Problem to solve:
What follows is a block of records; reproduce all of it verbatim.

(Data about app and page elements)
============================================================

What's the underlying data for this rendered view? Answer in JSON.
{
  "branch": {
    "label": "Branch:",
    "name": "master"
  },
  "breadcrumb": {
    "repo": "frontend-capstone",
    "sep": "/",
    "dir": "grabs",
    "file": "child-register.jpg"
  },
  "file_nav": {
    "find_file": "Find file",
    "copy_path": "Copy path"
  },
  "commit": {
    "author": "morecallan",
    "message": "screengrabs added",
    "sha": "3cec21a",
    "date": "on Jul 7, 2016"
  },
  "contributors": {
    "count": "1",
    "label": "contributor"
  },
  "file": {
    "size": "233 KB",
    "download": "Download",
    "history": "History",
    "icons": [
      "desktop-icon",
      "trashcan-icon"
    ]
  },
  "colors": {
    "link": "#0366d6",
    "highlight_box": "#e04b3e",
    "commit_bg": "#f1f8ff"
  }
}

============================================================

Exercise result:
What's the underlying data for this rendered view? Answer in JSON.
{
  "branch": {
    "label": "Branch:",
    "name": "master"
  },
  "breadcrumb": {
    "repo": "frontend-capstone",
    "sep": "/",
    "dir": "grabs",
    "file": "child-register.jpg"
  },
  "file_nav": {
    "find_file": "Find file",
    "copy_path": "Copy path"
  },
  "commit": {
    "author": "morecallan",
    "message": "screengrabs added",
    "sha": "3cec21a",
    "date": "on Jul 7, 2016"
  },
  "contributors": {
    "count": "1",
    "label": "contributor"
  },
  "file": {
    "size": "233 KB",
    "download": "Download",
    "history": "History",
    "icons": [
      "desktop-icon",
      "trashcan-icon"
    ]
  },
  "colors": {
    "link": "#0366d6",
    "highlight_box": "#e04b3e",
    "commit_bg": "#f1f8ff"
  }
}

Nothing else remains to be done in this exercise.